CMS will, according to Peter Ashkenaz, deputy director of media relations at CMS, automatically add the National Provider Identifier (NPI) to enrollment records for any physician or non-physician practitioner who has enrolled or updated their enrollment records in the past 6 years, but was not contained in the PECOS enrollment record. This change is scheduled to occur within ten days of press time and is believed to reduce the number of informational messages.
According to Bossenmeyer, CMS is also in the process of making available ba downloadable file that will allow O&P suppliers to check whether a physician has an enrollment record in the PECOS system. The downloadable file will contain the name and NPI of physicians and non-physician practitioners enrolled in PECOS. As of press time, the Internet database downloadable file has not been created.
For CMS, the creation of such a database has been complicated by physicians not updating their information in several years. The problem, according to Rogers, is that the database should have already been created and the administrative burden has been put squarely on the O&P field’s shoulders.
“I think the fundamental issue is that CMS can not ask our industry to do their administrative due diligence and they can not ask one industry to police another industry,” Rogers said. “Especially for a government agency possessing the resources of CMS compared to our industry. CMS should have added the NPI data to the PECOS enrollment system before rejecting claims and threatening denial of these claims.”
On Nov. 13, 2009, a letter expressing concern and remedies for CMS’ Internet-based enrollment policy was sent and signed by 25 medical organizations including the Academy and the American Medical Association (AMA). The letter was sent to Charlene Frizzera, acting administrator of CMS.
The letter stated that implementing the policy as scheduled will “cut off access to care for millions of Medicare beneficiaries, interrupt reimbursement for legitimately provided items and services interrupt care coordination and add unfunded administrative mandates on a significant portion of physicians and other healthy care practitioners who provide care to Medicare beneficiaries.”

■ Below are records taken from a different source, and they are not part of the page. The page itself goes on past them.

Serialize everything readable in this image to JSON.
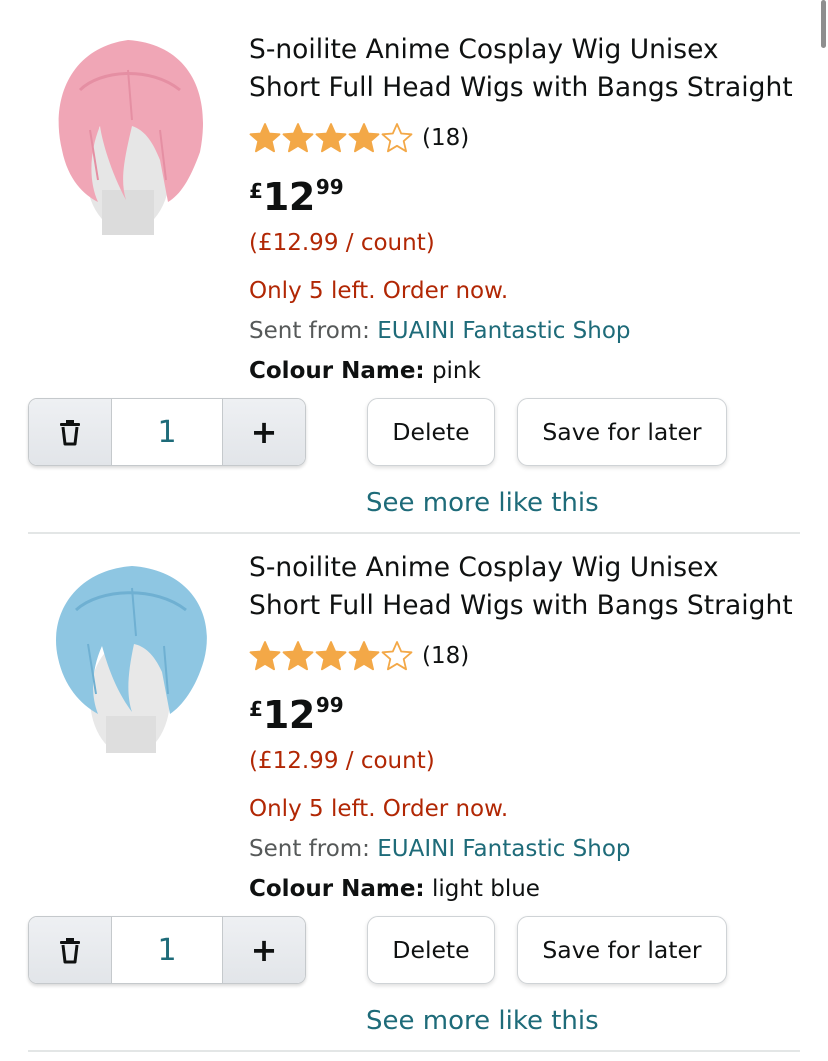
{
  "cart": {
    "items": [
      {
        "title_line1": "S-noilite Anime Cosplay Wig Unisex",
        "title_line2": "Short Full Head Wigs with Bangs Straight",
        "rating": 4.0,
        "rating_count": "(18)",
        "price": {
          "currency": "£",
          "whole": "12",
          "fraction": "99"
        },
        "unit_price": "(£12.99 / count)",
        "stock": "Only 5 left. Order now.",
        "sent_from_label": "Sent from:",
        "seller": "EUAINI Fantastic Shop",
        "colour_label": "Colour Name:",
        "colour_value": "pink",
        "quantity": "1",
        "delete_label": "Delete",
        "save_label": "Save for later",
        "see_more_label": "See more like this",
        "hair_color": "#f0a6b6"
      },
      {
        "title_line1": "S-noilite Anime Cosplay Wig Unisex",
        "title_line2": "Short Full Head Wigs with Bangs Straight",
        "rating": 4.0,
        "rating_count": "(18)",
        "price": {
          "currency": "£",
          "whole": "12",
          "fraction": "99"
        },
        "unit_price": "(£12.99 / count)",
        "stock": "Only 5 left. Order now.",
        "sent_from_label": "Sent from:",
        "seller": "EUAINI Fantastic Shop",
        "colour_label": "Colour Name:",
        "colour_value": "light blue",
        "quantity": "1",
        "delete_label": "Delete",
        "save_label": "Save for later",
        "see_more_label": "See more like this",
        "hair_color": "#8ec6e2"
      }
    ]
  },
  "colors": {
    "star": "#f3a847",
    "link": "#1e6b79",
    "alert": "#b12704"
  },
  "icons": {
    "delete": "trash-icon",
    "add": "plus-icon",
    "rating": "star-icon"
  }
}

It is unclear whether the letter persuaded CMS to push back the requirement date, however the new date has given practitioners desperately needed time to notify their referring physicians about PECOS.
b“It really hinges upon whether internet access is going to be available for O&P providers and whether the NPI data is going to be imported into PECOS,” Rogers said. “If the Internet access is available, the NPI’s are imported and the awareness in the physician community has increased, then it may not be a big burden on O&P. If April comes around and the Internet data is still not available, then the burden is essentially the same on O&P, just delayed.”
Bossenmeyer noted the feedback he has received has been positive and the public appreciates the simplicity of Internet-based PECOS.
“We will continue to enhance PECOS to add more functionality and further reduce the administrative burden on the public” Bossenmeyer said. — Anthony Calabro
As with the rest of O&P, if PECOS was implemented as scheduled, it would have caused chaos for pedorthics. PFA believes that CMS failed in its physician outreach attempt and then attempted to shift their responsibility for communicating information on PECOS to the OP&P community. To PFA, this is another example where CMS has attempted to implement a requirement before they have all of the logistical arrangements in place, have tested them and have properly notified the appropriate parties.
— Brian Lagana
Executive director, Pedorthic Footwear Association
For more information:
- Centers for Medicare & Medicaid Services. Internet-based PECOS. Available at: www.cms.hhs.gov/MedicareProviderSupEnroll/04_InternetbasedPECOS.asp. Accessed Dec. 9, 2009